In His Time . . . without warning!

In January my alter ego OneOldCop penned a piece titled Of Signs and Coincidences. It discussed why I wound up spending much of the Christmas and New Year holiday period contemplating something not so festive, funeral arrangements. No. I am not kidding. Read the piece if you want the full story. The only reason I mention it is another sign or coincidence popped up recently. One that reminded me of The Parable of the Rich Fool.

The Saturday after Valentine’s Day my wife and I spent the evening with friends. It was a delightful evening filled with laughs, great food, and a bit of the game people in our generation play, “who has the latest and most bothersome story about growing older.” It ended with the promise of another dinner in a few weeks, after our friends returned from a Caribbean vacation.

Seven days after we parted company a phone call from a stranger delivered tragic news. One of our friends drowned. He swam into dangerous waters and was pulled out to sea with his wife and other vacationers watching helplessly from the beach.

This guy led a great life. He was a retired professor who served as a dean at two prestigious universities. He was respected in his field, he traveled the world, and was an interesting guy to be around. He went on vacation to spend a few days exploring a new place, and now he is gone.

Yes, it is a tragedy. It is also a message to anyone who will listen. First, as the story in Luke so clearer shows, none of us are guaranteed the next breath. None of us know that when we make a dinner date for two weeks from next Saturday, we will be around to keep that date.

My friend’s death is tragic for several reasons. First, it did not need to happen. He was warned, and people reportedly tried to stop him from getting into the water. The waters off this beach were known to be unsafe. He chose not to listen, or, as many of us might, assumed he could handle anything the sea threw at him. Also, it appears he made few if any arrangements in preparation for his passing, after all, he was in good health. He had years left to make his final arrangements, just like the rich farmer in the parable.

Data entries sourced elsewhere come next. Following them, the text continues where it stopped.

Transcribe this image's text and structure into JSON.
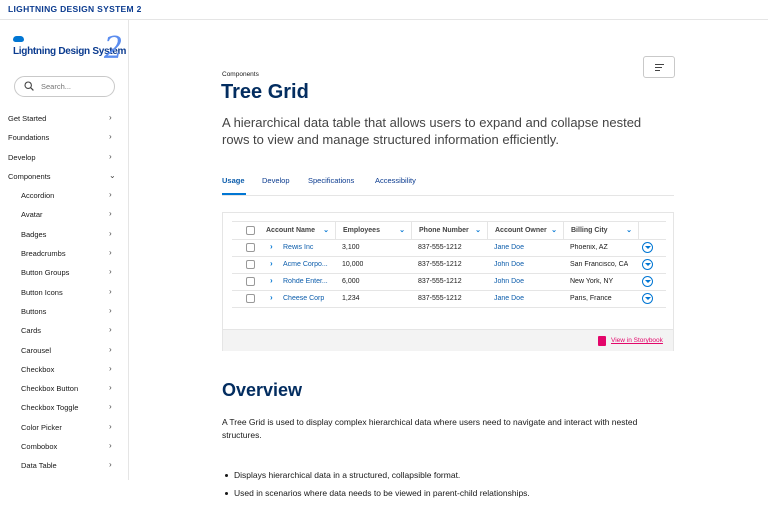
{
  "brand": "LIGHTNING DESIGN SYSTEM 2",
  "logo": {
    "text": "Lightning Design System",
    "numeral": "2"
  },
  "search": {
    "placeholder": "Search..."
  },
  "nav": {
    "top_items": [
      "Get Started",
      "Foundations",
      "Develop",
      "Components"
    ],
    "component_items": [
      "Accordion",
      "Avatar",
      "Badges",
      "Breadcrumbs",
      "Button Groups",
      "Button Icons",
      "Buttons",
      "Cards",
      "Carousel",
      "Checkbox",
      "Checkbox Button",
      "Checkbox Toggle",
      "Color Picker",
      "Combobox",
      "Data Table"
    ]
  },
  "page": {
    "eyebrow": "Components",
    "title": "Tree Grid",
    "subtitle": "A hierarchical data table that allows users to expand and collapse nested rows to view and manage structured information efficiently."
  },
  "tabs": [
    "Usage",
    "Develop",
    "Specifications",
    "Accessibility"
  ],
  "grid": {
    "columns": [
      "Account Name",
      "Employees",
      "Phone Number",
      "Account Owner",
      "Billing City"
    ],
    "rows": [
      [
        "Rewis Inc",
        "3,100",
        "837-555-1212",
        "Jane Doe",
        "Phoenix, AZ"
      ],
      [
        "Acme Corpo...",
        "10,000",
        "837-555-1212",
        "John Doe",
        "San Francisco, CA"
      ],
      [
        "Rohde Enter...",
        "6,000",
        "837-555-1212",
        "John Doe",
        "New York, NY"
      ],
      [
        "Cheese Corp",
        "1,234",
        "837-555-1212",
        "Jane Doe",
        "Paris, France"
      ]
    ]
  },
  "storybook_link": "View in Storybook",
  "overview": {
    "title": "Overview",
    "paragraph": "A Tree Grid is used to display complex hierarchical data where users need to navigate and interact with nested structures.",
    "bullets": [
      "Displays hierarchical data in a structured, collapsible format.",
      "Used in scenarios where data needs to be viewed in parent-child relationships."
    ]
  },
  "colors": {
    "brand_blue": "#032d60",
    "link_blue": "#0b5cab",
    "accent": "#0176d3",
    "storybook": "#e3066a"
  },
  "icons": {
    "search": "search-icon",
    "menu": "menu-lines-icon",
    "chevron": "chevron-right-icon"
  }
}
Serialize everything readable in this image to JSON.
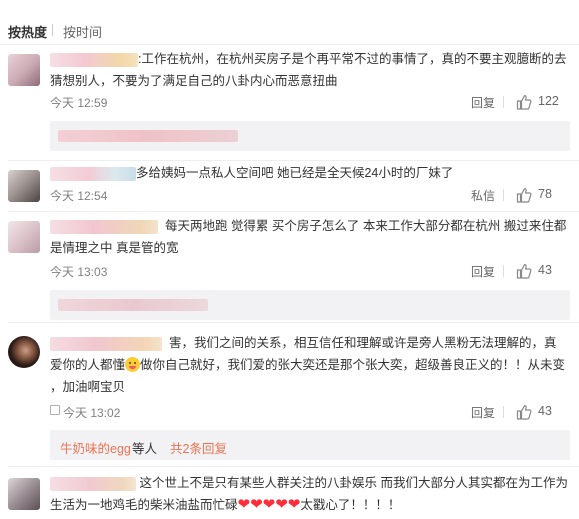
{
  "sort": {
    "hot_label": "按热度",
    "time_label": "按时间"
  },
  "colors": {
    "accent": "#eb7350",
    "heart": "#ff2d3a"
  },
  "comments": [
    {
      "text_line1": "工作在杭州，在杭州买房子是个再平常不过的事情了，真的不要主观臆断的去",
      "text_line2": "猜想别人，不要为了满足自己的八卦内心而恶意扭曲",
      "time": "今天 12:59",
      "reply_label": "回复",
      "likes": "122"
    },
    {
      "text_line1": "多给姨妈一点私人空间吧 她已经是全天候24小时的厂妹了",
      "time": "今天 12:54",
      "reply_label": "私信",
      "likes": "78"
    },
    {
      "text_line1": "每天两地跑 觉得累 买个房子怎么了 本来工作大部分都在杭州 搬过来住都",
      "text_line2": "是情理之中 真是管的宽",
      "time": "今天 13:03",
      "reply_label": "回复",
      "likes": "43"
    },
    {
      "text_line1": "害，我们之间的关系，相互信任和理解或许是旁人黑粉无法理解的，真",
      "text_line2a": "爱你的人都懂",
      "text_line2b": "做你自己就好，我们爱的张大奕还是那个张大奕，超级善良正义的！！从未变",
      "text_line3": "，加油啊宝贝",
      "time": "今天 13:02",
      "reply_label": "回复",
      "likes": "43",
      "emoji": "smile-emoji"
    },
    {
      "text_line1": "这个世上不是只有某些人群关注的八卦娱乐 而我们大部分人其实都在为工作为",
      "text_line2": "生活为一地鸡毛的柴米油盐而忙碌",
      "hearts": "❤❤❤❤❤",
      "text_tail": "太戳心了！！！！"
    }
  ],
  "reply_summary": {
    "name": "牛奶味的egg",
    "middle": " 等人 ",
    "link": "共2条回复"
  }
}
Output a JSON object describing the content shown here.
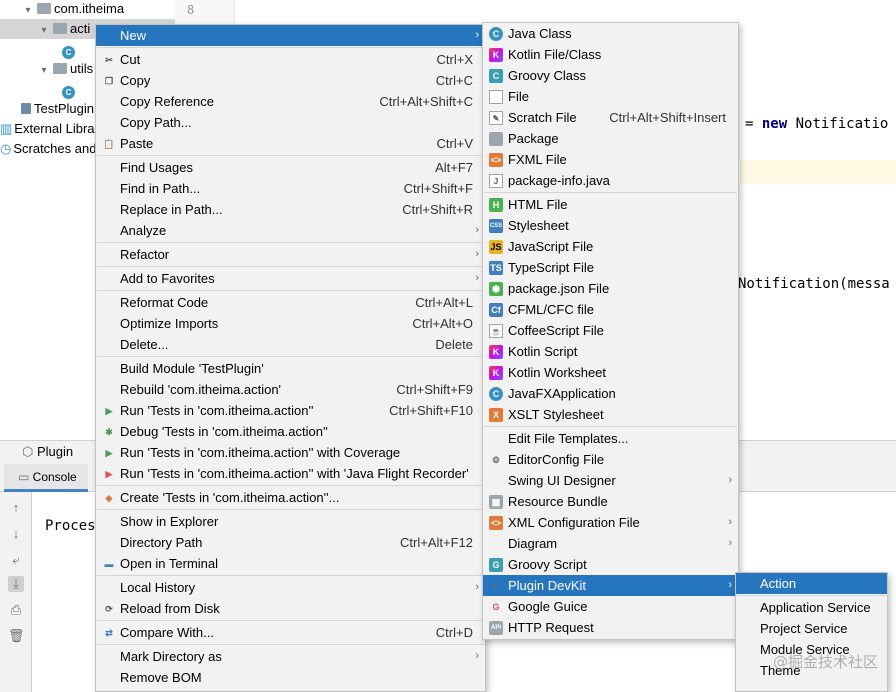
{
  "gutter": {
    "line_number": "8"
  },
  "project_tree": [
    {
      "label": "com.itheima",
      "indent": 22,
      "kind": "folder",
      "chevron": "▾"
    },
    {
      "label": "acti",
      "indent": 38,
      "kind": "folder",
      "chevron": "▾",
      "selected": true
    },
    {
      "label": "",
      "indent": 62,
      "kind": "class"
    },
    {
      "label": "utils",
      "indent": 38,
      "kind": "folder",
      "chevron": "▾"
    },
    {
      "label": "",
      "indent": 62,
      "kind": "class"
    },
    {
      "label": "TestPlugin",
      "indent": 18,
      "kind": "file"
    },
    {
      "label": "External Libra",
      "indent": 0,
      "kind": "lib"
    },
    {
      "label": "Scratches and",
      "indent": 0,
      "kind": "scratch"
    }
  ],
  "editor": {
    "line1_prefix": "= ",
    "line1_keyword": "new",
    "line1_suffix": " Notificatio",
    "line2": "Notification(messa"
  },
  "tool_window": {
    "tab_label": "Plugin",
    "console_tab": "Console",
    "console_text": "Proces"
  },
  "context_menu": [
    {
      "label": "New",
      "icon": "",
      "shortcut": "",
      "submenu": true,
      "highlighted": true
    },
    {
      "sep": true
    },
    {
      "label": "Cut",
      "icon": "scissors-icon",
      "shortcut": "Ctrl+X"
    },
    {
      "label": "Copy",
      "icon": "copy-icon",
      "shortcut": "Ctrl+C"
    },
    {
      "label": "Copy Reference",
      "icon": "",
      "shortcut": "Ctrl+Alt+Shift+C"
    },
    {
      "label": "Copy Path...",
      "icon": "",
      "shortcut": ""
    },
    {
      "label": "Paste",
      "icon": "clipboard-icon",
      "shortcut": "Ctrl+V"
    },
    {
      "sep": true
    },
    {
      "label": "Find Usages",
      "icon": "",
      "shortcut": "Alt+F7"
    },
    {
      "label": "Find in Path...",
      "icon": "",
      "shortcut": "Ctrl+Shift+F"
    },
    {
      "label": "Replace in Path...",
      "icon": "",
      "shortcut": "Ctrl+Shift+R"
    },
    {
      "label": "Analyze",
      "icon": "",
      "shortcut": "",
      "submenu": true
    },
    {
      "sep": true
    },
    {
      "label": "Refactor",
      "icon": "",
      "shortcut": "",
      "submenu": true
    },
    {
      "sep": true
    },
    {
      "label": "Add to Favorites",
      "icon": "",
      "shortcut": "",
      "submenu": true
    },
    {
      "sep": true
    },
    {
      "label": "Reformat Code",
      "icon": "",
      "shortcut": "Ctrl+Alt+L"
    },
    {
      "label": "Optimize Imports",
      "icon": "",
      "shortcut": "Ctrl+Alt+O"
    },
    {
      "label": "Delete...",
      "icon": "",
      "shortcut": "Delete"
    },
    {
      "sep": true
    },
    {
      "label": "Build Module 'TestPlugin'",
      "icon": "",
      "shortcut": ""
    },
    {
      "label": "Rebuild 'com.itheima.action'",
      "icon": "",
      "shortcut": "Ctrl+Shift+F9"
    },
    {
      "label": "Run 'Tests in 'com.itheima.action''",
      "icon": "run-icon",
      "shortcut": "Ctrl+Shift+F10"
    },
    {
      "label": "Debug 'Tests in 'com.itheima.action''",
      "icon": "debug-icon",
      "shortcut": ""
    },
    {
      "label": "Run 'Tests in 'com.itheima.action'' with Coverage",
      "icon": "coverage-icon",
      "shortcut": ""
    },
    {
      "label": "Run 'Tests in 'com.itheima.action'' with 'Java Flight Recorder'",
      "icon": "flight-recorder-icon",
      "shortcut": ""
    },
    {
      "sep": true
    },
    {
      "label": "Create 'Tests in 'com.itheima.action''...",
      "icon": "create-test-icon",
      "shortcut": ""
    },
    {
      "sep": true
    },
    {
      "label": "Show in Explorer",
      "icon": "",
      "shortcut": ""
    },
    {
      "label": "Directory Path",
      "icon": "",
      "shortcut": "Ctrl+Alt+F12"
    },
    {
      "label": "Open in Terminal",
      "icon": "terminal-icon",
      "shortcut": ""
    },
    {
      "sep": true
    },
    {
      "label": "Local History",
      "icon": "",
      "shortcut": "",
      "submenu": true
    },
    {
      "label": "Reload from Disk",
      "icon": "reload-icon",
      "shortcut": ""
    },
    {
      "sep": true
    },
    {
      "label": "Compare With...",
      "icon": "compare-icon",
      "shortcut": "Ctrl+D"
    },
    {
      "sep": true
    },
    {
      "label": "Mark Directory as",
      "icon": "",
      "shortcut": "",
      "submenu": true
    },
    {
      "label": "Remove BOM",
      "icon": "",
      "shortcut": ""
    }
  ],
  "new_menu": [
    {
      "label": "Java Class",
      "icon": "java-class-icon",
      "glyph": "C",
      "style": "c-circle"
    },
    {
      "label": "Kotlin File/Class",
      "icon": "kotlin-file-icon",
      "glyph": "K",
      "style": "k-icon"
    },
    {
      "label": "Groovy Class",
      "icon": "groovy-class-icon",
      "glyph": "C",
      "style": "teal"
    },
    {
      "label": "File",
      "icon": "file-icon",
      "glyph": "",
      "style": "file-ic"
    },
    {
      "label": "Scratch File",
      "icon": "scratch-file-icon",
      "glyph": "✎",
      "style": "file-ic",
      "shortcut": "Ctrl+Alt+Shift+Insert"
    },
    {
      "label": "Package",
      "icon": "package-icon",
      "glyph": "",
      "style": "sq"
    },
    {
      "label": "FXML File",
      "icon": "fxml-file-icon",
      "glyph": "<>",
      "style": "orange"
    },
    {
      "label": "package-info.java",
      "icon": "package-info-icon",
      "glyph": "J",
      "style": "file-ic"
    },
    {
      "sep": true
    },
    {
      "label": "HTML File",
      "icon": "html-file-icon",
      "glyph": "H",
      "style": "green"
    },
    {
      "label": "Stylesheet",
      "icon": "stylesheet-icon",
      "glyph": "CSS",
      "style": "blue"
    },
    {
      "label": "JavaScript File",
      "icon": "javascript-file-icon",
      "glyph": "JS",
      "style": "yellow"
    },
    {
      "label": "TypeScript File",
      "icon": "typescript-file-icon",
      "glyph": "TS",
      "style": "blue"
    },
    {
      "label": "package.json File",
      "icon": "package-json-icon",
      "glyph": "⬢",
      "style": "green"
    },
    {
      "label": "CFML/CFC file",
      "icon": "cfml-file-icon",
      "glyph": "Cf",
      "style": "blue"
    },
    {
      "label": "CoffeeScript File",
      "icon": "coffeescript-file-icon",
      "glyph": "☕",
      "style": "file-ic"
    },
    {
      "label": "Kotlin Script",
      "icon": "kotlin-script-icon",
      "glyph": "K",
      "style": "k-icon"
    },
    {
      "label": "Kotlin Worksheet",
      "icon": "kotlin-worksheet-icon",
      "glyph": "K",
      "style": "k-icon"
    },
    {
      "label": "JavaFXApplication",
      "icon": "javafx-icon",
      "glyph": "C",
      "style": "c-circle"
    },
    {
      "label": "XSLT Stylesheet",
      "icon": "xslt-icon",
      "glyph": "X",
      "style": "orange"
    },
    {
      "sep": true
    },
    {
      "label": "Edit File Templates...",
      "icon": "",
      "glyph": "",
      "style": ""
    },
    {
      "label": "EditorConfig File",
      "icon": "editorconfig-icon",
      "glyph": "⚙",
      "style": "gray-ic"
    },
    {
      "label": "Swing UI Designer",
      "icon": "",
      "glyph": "",
      "style": "",
      "submenu": true
    },
    {
      "label": "Resource Bundle",
      "icon": "resource-bundle-icon",
      "glyph": "▦",
      "style": "sq"
    },
    {
      "label": "XML Configuration File",
      "icon": "xml-config-icon",
      "glyph": "<>",
      "style": "orange",
      "submenu": true
    },
    {
      "label": "Diagram",
      "icon": "",
      "glyph": "",
      "style": "",
      "submenu": true
    },
    {
      "label": "Groovy Script",
      "icon": "groovy-script-icon",
      "glyph": "G",
      "style": "teal"
    },
    {
      "label": "Plugin DevKit",
      "icon": "plugin-devkit-icon",
      "glyph": "◐",
      "style": "gray-ic",
      "submenu": true,
      "highlighted": true
    },
    {
      "label": "Google Guice",
      "icon": "google-guice-icon",
      "glyph": "G",
      "style": "red-ic"
    },
    {
      "label": "HTTP Request",
      "icon": "http-request-icon",
      "glyph": "API",
      "style": "sq"
    }
  ],
  "devkit_menu": [
    {
      "label": "Action",
      "highlighted": true
    },
    {
      "sep": true
    },
    {
      "label": "Application Service"
    },
    {
      "label": "Project Service"
    },
    {
      "label": "Module Service"
    },
    {
      "label": "Theme"
    }
  ],
  "watermark": "@掘金技术社区"
}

Of more concern to me at the moment is where he stood with God. I knew the man for the better part of four decades. Yet, I never had a discussion with him over his faith. I had shared my faith, and he was aware of my involvement in several ministries. Still, I never tried to have an in-depth discussion with him about what he believed.

I did know he and his wife were raised Catholic. I also know she talks about him being in a better place now, and that she believed there was a reason for his death. Still, I do not know if he had a relationship with Jesus, a believer’s baptism, or was simply relying on the fact he was part of the Catholic Church for his salvation. As I sit here writing this, I can tell you those are uncomfortable feelings.

For the record, sort of, I do have a reason or excuse for not asking those questions over the years. He was a life long academician, with a doctorate. I worked within the higher education environment for many years. Faculty members are often hesitant to admit any belief system beyond tenure, collegiality, and the pursuit of grant money. Even those I knew who were Christian did not “come out” to the rest of the academic community easily. Evangelizing within higher education could be a masochistic pursuit, and a lot of us wimped out when it came to approaching others in the university setting about faith.

As I sit here attempting to bring this piece to a close, I feel convicted in two ways. First, from what I know at the moment, his planning for his passing was not much farther along than mine is now. Even though I started pulling things together and arranging things to make it easier for my family if I should not come back from a trip one day, there is much left to do.

Second, and more important, I should have directly approached my friend about his faith. Even if he rebuffed me in some fashion, I would have known I tried. I also might have a better feeling for the reality of his wife’s belief that he is in a better place.

The moral of this story? None of us know when the end will come for us or those around us. Take nothing for granted, and assuming you can address important matters the next time you see someone is dangerous. There may not be a next time.

© sinnerswalk.com – 2019

About S. E. Jackson

See "About."
This entry was posted in death, Faith, Religion, Testimony and tagged , , , , , , , . Bookmark the permalink.

1 Response to In His Time . . . without warning!

  1. rick whitehurst says:

    In the end, we are all responsible for our actions or lack of actions. We can hope the wife is more available to his word than before. But again we are all responsible for our own actions. Hopefully, you will have the opportunity to share with the wife. I am sure by your example and the life you lead, he knew the difference in his life and yours. Prayers for you, him and the wife.

    Like

Leave a Reply

Fill in your details below or click an icon to log in:

WordPress.com Logo

You are commenting using your WordPress.com account. Log Out /  Change )

Google photo

You are commenting using your Google account. Log Out /  Change )

Twitter picture

You are commenting using your Twitter account. Log Out /  Change )

Facebook photo

You are commenting using your Facebook account. Log Out /  Change )

Connecting to %s

This site uses Akismet to reduce spam. Learn how your comment data is processed.